▶ [The problem]: Please count how many lines below contain the word "eBird" and give nothing but that figure.

▶ [Record extracts]:
===============

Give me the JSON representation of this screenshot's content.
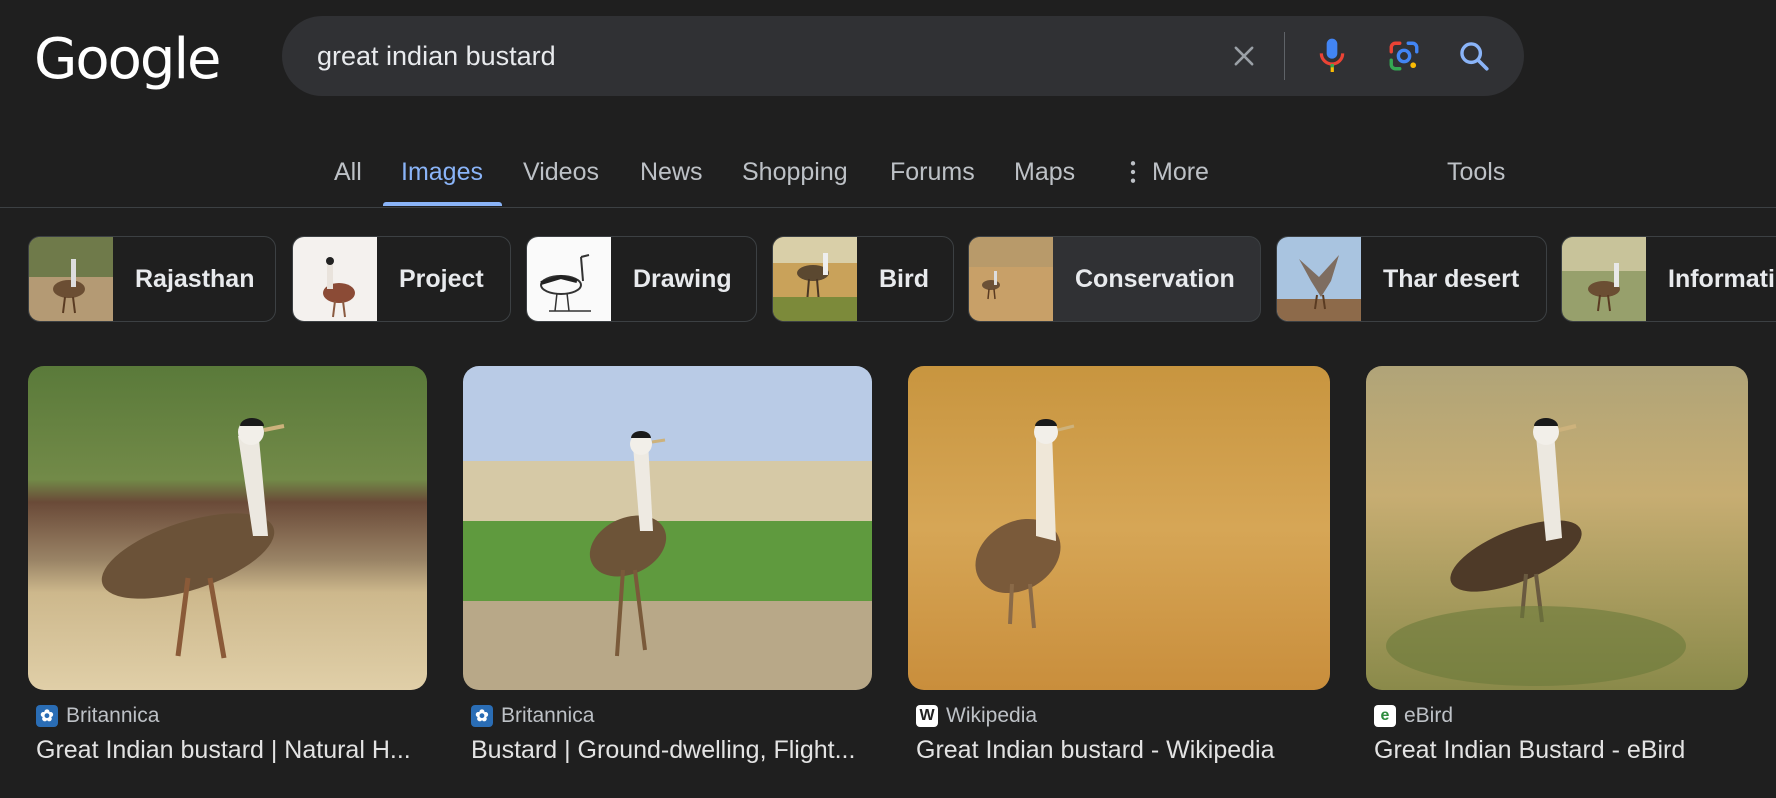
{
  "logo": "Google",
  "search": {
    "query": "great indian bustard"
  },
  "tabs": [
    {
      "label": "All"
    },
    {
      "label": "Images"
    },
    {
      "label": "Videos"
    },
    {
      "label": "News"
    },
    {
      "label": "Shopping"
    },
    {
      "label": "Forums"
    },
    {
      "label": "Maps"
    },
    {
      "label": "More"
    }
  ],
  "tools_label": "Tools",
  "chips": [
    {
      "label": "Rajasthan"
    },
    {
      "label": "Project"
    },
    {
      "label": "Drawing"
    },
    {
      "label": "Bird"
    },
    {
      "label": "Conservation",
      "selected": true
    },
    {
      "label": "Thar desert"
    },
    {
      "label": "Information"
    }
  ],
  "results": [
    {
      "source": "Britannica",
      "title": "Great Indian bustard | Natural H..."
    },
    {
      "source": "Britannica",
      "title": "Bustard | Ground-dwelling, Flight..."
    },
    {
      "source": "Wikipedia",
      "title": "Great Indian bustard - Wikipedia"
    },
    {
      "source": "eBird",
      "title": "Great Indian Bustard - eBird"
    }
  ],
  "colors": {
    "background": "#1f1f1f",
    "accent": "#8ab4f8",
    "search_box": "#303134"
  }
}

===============

▶ [Solution below]: 2